PROBLEM - Please set down each record exactly as it appears, but leave out any pictures.

(Page and application data records)
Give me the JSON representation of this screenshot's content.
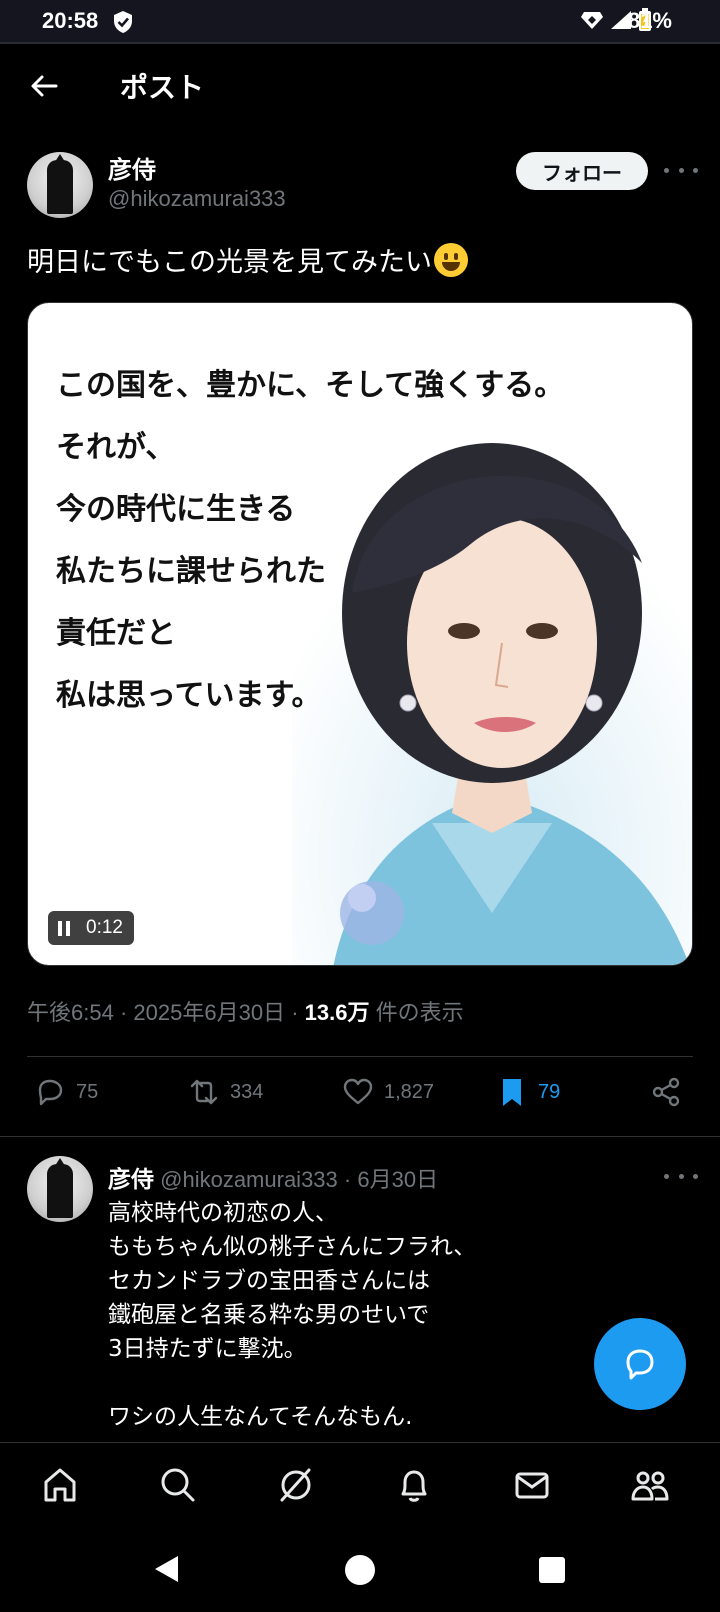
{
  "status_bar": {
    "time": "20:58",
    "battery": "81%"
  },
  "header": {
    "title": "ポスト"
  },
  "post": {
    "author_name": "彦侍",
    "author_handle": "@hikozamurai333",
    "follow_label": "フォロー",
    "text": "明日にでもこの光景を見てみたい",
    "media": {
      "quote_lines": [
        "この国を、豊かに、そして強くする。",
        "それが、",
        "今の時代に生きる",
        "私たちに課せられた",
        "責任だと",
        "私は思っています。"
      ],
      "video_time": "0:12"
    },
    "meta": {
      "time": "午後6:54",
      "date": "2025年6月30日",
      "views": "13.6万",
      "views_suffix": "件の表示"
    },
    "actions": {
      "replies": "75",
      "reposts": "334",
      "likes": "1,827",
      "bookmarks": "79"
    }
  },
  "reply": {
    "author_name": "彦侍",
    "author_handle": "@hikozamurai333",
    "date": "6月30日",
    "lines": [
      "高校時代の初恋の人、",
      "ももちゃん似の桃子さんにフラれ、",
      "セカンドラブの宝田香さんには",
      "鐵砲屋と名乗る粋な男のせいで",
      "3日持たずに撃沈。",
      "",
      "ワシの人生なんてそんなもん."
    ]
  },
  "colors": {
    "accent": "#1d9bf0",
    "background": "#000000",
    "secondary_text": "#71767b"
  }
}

ANSWER -
Give me the JSON representation of this screenshot's content.
{
  "status_bar": {
    "time": "20:58",
    "battery": "81%"
  },
  "header": {
    "title": "ポスト"
  },
  "post": {
    "author_name": "彦侍",
    "author_handle": "@hikozamurai333",
    "follow_label": "フォロー",
    "text": "明日にでもこの光景を見てみたい",
    "media": {
      "quote_lines": [
        "この国を、豊かに、そして強くする。",
        "それが、",
        "今の時代に生きる",
        "私たちに課せられた",
        "責任だと",
        "私は思っています。"
      ],
      "video_time": "0:12"
    },
    "meta": {
      "time": "午後6:54",
      "date": "2025年6月30日",
      "views": "13.6万",
      "views_suffix": "件の表示"
    },
    "actions": {
      "replies": "75",
      "reposts": "334",
      "likes": "1,827",
      "bookmarks": "79"
    }
  },
  "reply": {
    "author_name": "彦侍",
    "author_handle": "@hikozamurai333",
    "date": "6月30日",
    "lines": [
      "高校時代の初恋の人、",
      "ももちゃん似の桃子さんにフラれ、",
      "セカンドラブの宝田香さんには",
      "鐵砲屋と名乗る粋な男のせいで",
      "3日持たずに撃沈。",
      "",
      "ワシの人生なんてそんなもん."
    ]
  },
  "colors": {
    "accent": "#1d9bf0",
    "background": "#000000",
    "secondary_text": "#71767b"
  }
}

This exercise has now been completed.